  • (3) Third parties with platforms and infrastructure: These entities, which are operated on a for-profit or a nonprofit basis, facilitate CC by providing not only an online platform, but also an offline resource circulation scheme in the form of tangible assets such as cars, bicycles, warehouses, stores, houses, suits and other assets. Website-backed toy-lending libraries or the Salvation Army’s website constitute relevant examples within this category. As with the previous category (i.e., third parties with platforms), these entities can be either facilitators or mediators. For instance, the French retail chain
    Intermarché’s Family Troc platform allows consumers to swap and resell their pre-owned goods on its parking facilities and via its online platform, acting as a facilitator, whereas the Salvation Army is a mediator;
  • (4) Traditional companies: This category refers to existing companies involved in conventional business schemes of production and commercialization of new products and professional services. They include retailers, distributors, service firms, manufacturers and producers. Seizing upon the potential of the CC phenomenon, many such businesses have developed specific branches or product lines dedicated to CC. For example, Ikea enables consumers to trade in their used goods and furniture.

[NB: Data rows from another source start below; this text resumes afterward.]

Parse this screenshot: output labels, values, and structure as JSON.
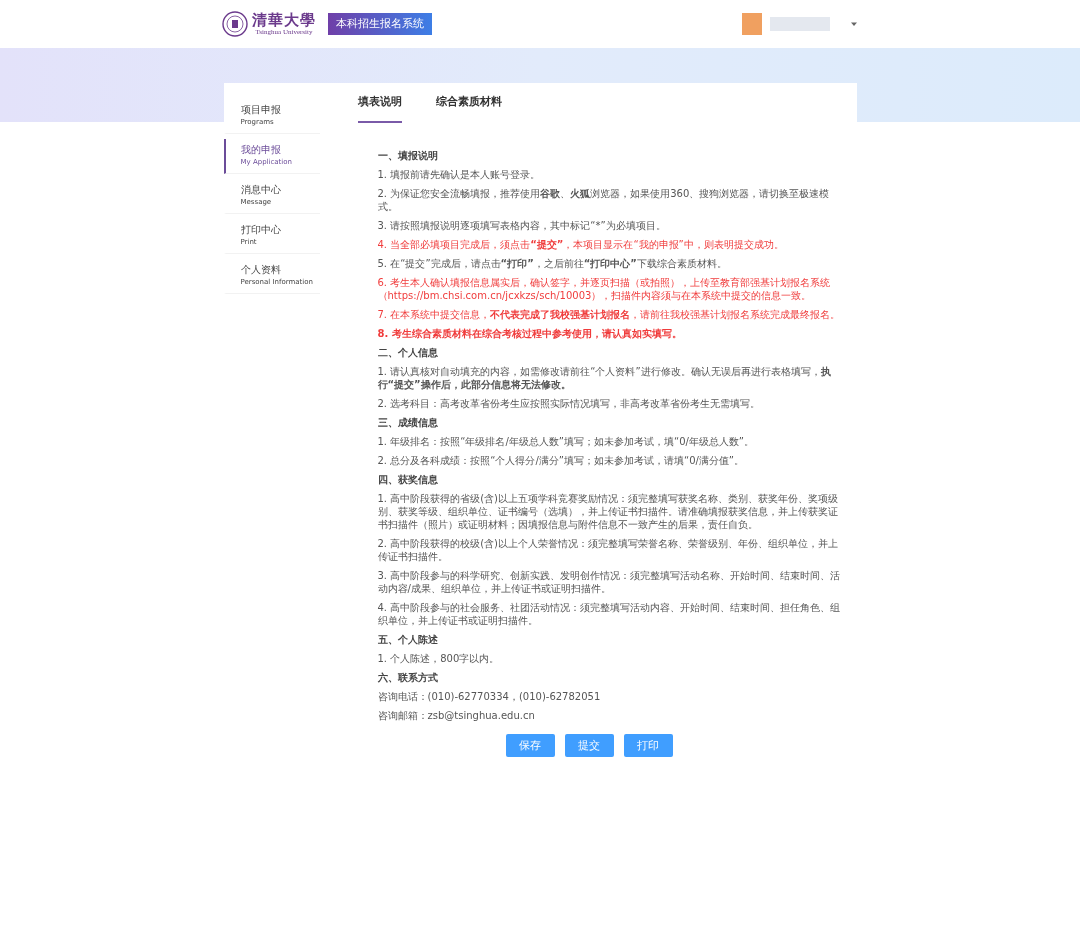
{
  "header": {
    "logo": {
      "name_cn": "清華大學",
      "name_en": "Tsinghua University"
    },
    "system_title": "本科招生报名系统"
  },
  "sidebar": {
    "items": [
      {
        "label": "项目申报",
        "sublabel": "Programs",
        "selected": false
      },
      {
        "label": "我的申报",
        "sublabel": "My Application",
        "selected": true
      },
      {
        "label": "消息中心",
        "sublabel": "Message",
        "selected": false
      },
      {
        "label": "打印中心",
        "sublabel": "Print",
        "selected": false
      },
      {
        "label": "个人资料",
        "sublabel": "Personal Information",
        "selected": false
      }
    ]
  },
  "tabs": [
    {
      "label": "填表说明",
      "selected": true
    },
    {
      "label": "综合素质材料",
      "selected": false
    }
  ],
  "sections": [
    {
      "title": "一、填报说明",
      "items": [
        {
          "kind": "note",
          "text": "1. 填报前请先确认是本人账号登录。"
        },
        {
          "kind": "note",
          "text": "2. 为保证您安全流畅填报，推荐使用**谷歌**、**火狐**浏览器，如果使用360、搜狗浏览器，请切换至极速模式。"
        },
        {
          "kind": "note",
          "text": "3. 请按照填报说明逐项填写表格内容，其中标记“*”为必填项目。"
        },
        {
          "kind": "warning",
          "text": "4. 当全部必填项目完成后，须点击**“提交”**，本项目显示在“我的申报”中，则表明提交成功。"
        },
        {
          "kind": "note",
          "text": "5. 在“提交”完成后，请点击**“打印”**，之后前往**“打印中心”**下载综合素质材料。"
        },
        {
          "kind": "warning",
          "text": "6. 考生本人确认填报信息属实后，确认签字，并逐页扫描（或拍照），上传至教育部强基计划报名系统（https://bm.chsi.com.cn/jcxkzs/sch/10003），扫描件内容须与在本系统中提交的信息一致。"
        },
        {
          "kind": "warning",
          "text": "7. 在本系统中提交信息，**不代表完成了我校强基计划报名**，请前往我校强基计划报名系统完成最终报名。"
        },
        {
          "kind": "warning",
          "text": "**8. 考生综合素质材料在综合考核过程中参考使用，请认真如实填写。**"
        }
      ]
    },
    {
      "title": "二、个人信息",
      "items": [
        {
          "kind": "note",
          "text": "1. 请认真核对自动填充的内容，如需修改请前往“个人资料”进行修改。确认无误后再进行表格填写，**执行“提交”操作后，此部分信息将无法修改。**"
        },
        {
          "kind": "note",
          "text": "2. 选考科目：高考改革省份考生应按照实际情况填写，非高考改革省份考生无需填写。"
        }
      ]
    },
    {
      "title": "三、成绩信息",
      "items": [
        {
          "kind": "note",
          "text": "1. 年级排名：按照“年级排名/年级总人数”填写；如未参加考试，填“0/年级总人数”。"
        },
        {
          "kind": "note",
          "text": "2. 总分及各科成绩：按照“个人得分/满分”填写；如未参加考试，请填“0/满分值”。"
        }
      ]
    },
    {
      "title": "四、获奖信息",
      "items": [
        {
          "kind": "note",
          "text": "1. 高中阶段获得的省级(含)以上五项学科竞赛奖励情况：须完整填写获奖名称、类别、获奖年份、奖项级别、获奖等级、组织单位、证书编号（选填），并上传证书扫描件。请准确填报获奖信息，并上传获奖证书扫描件（照片）或证明材料；因填报信息与附件信息不一致产生的后果，责任自负。"
        },
        {
          "kind": "note",
          "text": "2. 高中阶段获得的校级(含)以上个人荣誉情况：须完整填写荣誉名称、荣誉级别、年份、组织单位，并上传证书扫描件。"
        },
        {
          "kind": "note",
          "text": "3. 高中阶段参与的科学研究、创新实践、发明创作情况：须完整填写活动名称、开始时间、结束时间、活动内容/成果、组织单位，并上传证书或证明扫描件。"
        },
        {
          "kind": "note",
          "text": "4. 高中阶段参与的社会服务、社团活动情况：须完整填写活动内容、开始时间、结束时间、担任角色、组织单位，并上传证书或证明扫描件。"
        }
      ]
    },
    {
      "title": "五、个人陈述",
      "items": [
        {
          "kind": "note",
          "text": "1. 个人陈述，800字以内。"
        }
      ]
    },
    {
      "title": "六、联系方式",
      "items": [
        {
          "kind": "note",
          "text": "咨询电话：(010)-62770334，(010)-62782051"
        },
        {
          "kind": "note",
          "text": "咨询邮箱：zsb@tsinghua.edu.cn"
        }
      ]
    }
  ],
  "buttons": [
    {
      "label": "保存"
    },
    {
      "label": "提交"
    },
    {
      "label": "打印"
    }
  ]
}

This analytical endeavour brings to the fore the multidimensional aspect of CC, the centrality of a two-sided instead of a one-sided consumer role, and the extent to which both CC (collaborative consumption) and conventional consumption (conventional economy) are tightly interrelated.

References

  1. Myriam Ertz; Fabien Durif; Manon Arcand; A conceptual perspective on collaborative consumption. AMS Review 2018, 9, 27-41, 10.1007/s13162-018-0121-3.

Cite this article

Ertz, Myriam. Collaborative consumption, Encyclopedia, 2019, v1, Available online: https://encyclopedia.pub/264